The shetani sculptures from Mozambique differed from those in Tanzania; the latter were more sexually explicit and grotesque, being solely for the foreign tourist market. Stephen sees the more "puritanical" shetani of FRELIMO carvers as a direct result of FRELIMO's position against all forms of sexism and racism. The FRELIMO philosophy also mitigated or "tamed" the influence of the male masquerade mapico (mapiko), which came to be seen as essentially oppressive to women. The mapico was "liberated" and became a cultural symbol for Mozambique; it is danced on national days and has even appeared on a postage stamp.
Stout, J. Anthony. Modern Makonde sculpture / foreword by Elimo Njau. Nairobi: Kibo Art Gallery Publications, 1966. xviii, 121pp. illus., map, notes, bibliog. NB1097.A35S8 AFA. OCLC 1020281.

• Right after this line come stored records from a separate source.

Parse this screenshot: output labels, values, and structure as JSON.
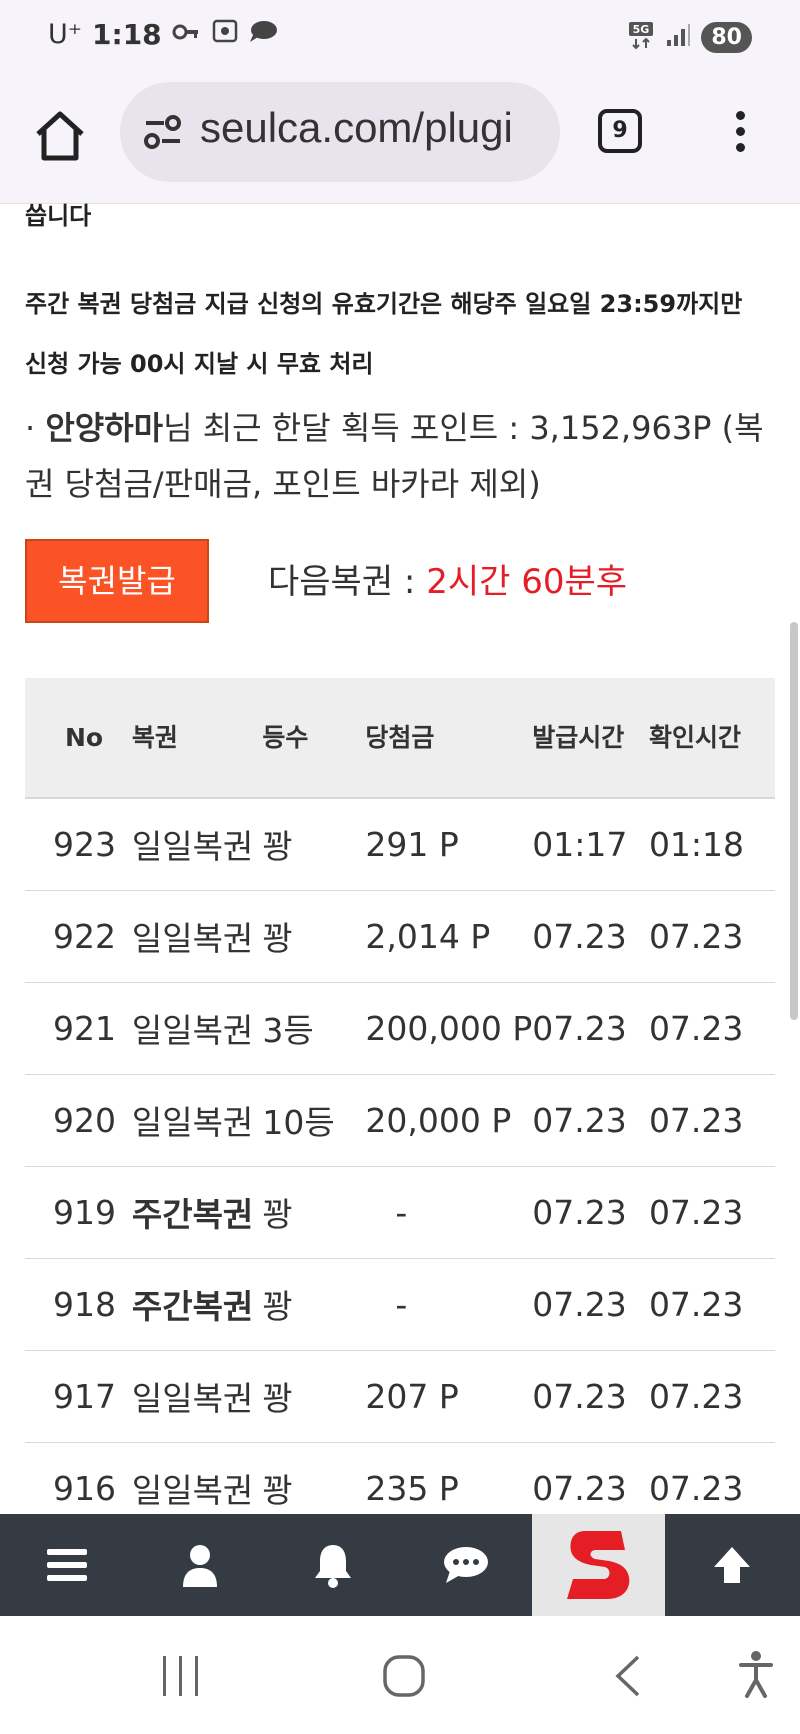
{
  "status_bar": {
    "carrier": "U⁺",
    "time": "1:18",
    "network": "5G",
    "battery": "80"
  },
  "browser": {
    "url": "seulca.com/plugi",
    "tab_count": "9"
  },
  "content": {
    "cut_text": "씁니다",
    "notice_line1": "주간 복권 당첨금 지급 신청의 유효기간은 해당주 일요일 23:59까지만",
    "notice_line2": "신청 가능 00시 지날 시 무효 처리",
    "points_bullet": "·",
    "nickname": "안양하마",
    "points_text": "님 최근 한달 획득 포인트 : 3,152,963P (복권 당첨금/판매금, 포인트 바카라 제외)",
    "issue_button": "복권발급",
    "next_label": "다음복권 : ",
    "next_remain": "2시간 60분후"
  },
  "table": {
    "headers": {
      "no": "No",
      "name": "복권",
      "rank": "등수",
      "prize": "당첨금",
      "issued": "발급시간",
      "checked": "확인시간"
    },
    "rows": [
      {
        "no": "923",
        "name": "일일복권",
        "rank": "꽝",
        "prize": "291 P",
        "issued": "01:17",
        "checked": "01:18"
      },
      {
        "no": "922",
        "name": "일일복권",
        "rank": "꽝",
        "prize": "2,014 P",
        "issued": "07.23",
        "checked": "07.23"
      },
      {
        "no": "921",
        "name": "일일복권",
        "rank": "3등",
        "prize": "200,000 P",
        "issued": "07.23",
        "checked": "07.23"
      },
      {
        "no": "920",
        "name": "일일복권",
        "rank": "10등",
        "prize": "20,000 P",
        "issued": "07.23",
        "checked": "07.23"
      },
      {
        "no": "919",
        "name": "주간복권",
        "rank": "꽝",
        "prize": "-",
        "issued": "07.23",
        "checked": "07.23"
      },
      {
        "no": "918",
        "name": "주간복권",
        "rank": "꽝",
        "prize": "-",
        "issued": "07.23",
        "checked": "07.23"
      },
      {
        "no": "917",
        "name": "일일복권",
        "rank": "꽝",
        "prize": "207 P",
        "issued": "07.23",
        "checked": "07.23"
      },
      {
        "no": "916",
        "name": "일일복권",
        "rank": "꽝",
        "prize": "235 P",
        "issued": "07.23",
        "checked": "07.23"
      }
    ]
  },
  "site_nav": {
    "icons": [
      "menu-icon",
      "user-icon",
      "bell-icon",
      "chat-icon",
      "site-logo-icon",
      "arrow-up-icon"
    ],
    "logo_letter": "S",
    "nav_color": "#343b43",
    "logo_color": "#e41e24"
  },
  "colors": {
    "accent": "#fb5325",
    "remain": "#e41e24"
  }
}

A pioneering book on Makonde sculpture, originally intended to accompany a 1965 exhibition in Kilimanjaro, Tanzania, Modern Makonde sculpture documents the collection of Anthony Stout, acquired between 1958 and 1965 in Dar es Salaam and Nairobi. In his essay Stout dwells at length on the economics of Makonde sculpture and the market relationships of the sculptors and middlemen, already a concern in 1966. He provides long descriptive captions for the sculptures illustrated. Multiple views and detail photographs are included. Stout concludes with an essay on "Sculpture suggestive of magic practices and the ritual use of drugs." Looking back at these Makonde sculptures of thirty-odd years ago offers an instructive baseline from which to assess subsequent developments.
Wooden sculpture from East Africa from the Malde collection; [exhibition held at the Museum of Modern Art, Oxford, 2 April-21 May 1989] / foreword by David Elliott. Oxford: Museum of Modern Art, 1989. 48pp. illus., map, bibliog. qNB1097.A35W88 1989 AFA. OCLC 19864947.
This exhibition and its catalog are important for three reasons. One, the venue of the exhibition itself at the Museum of Modern Art in Oxford marks the first time Makonde art has been shown (in Britain) as contemporary art in a museum devoted to modern art. Secondly, it is a collection assembled by a couple living in Tanzania, who knew many of the artists and who were collecting actively from 1942 until 1968; so it reflects a particular historical period before the great commercialization of Makonde art. Thirdly, the exhibition and catalog, particularly the essays by Coote and Stephen, raise a number of important issues about perceptions, preconceptions, ethnocentricism and about art and politics. This exhibition also sparked a lively debate in the art press. See Chambers, Coote, and Elliott, above.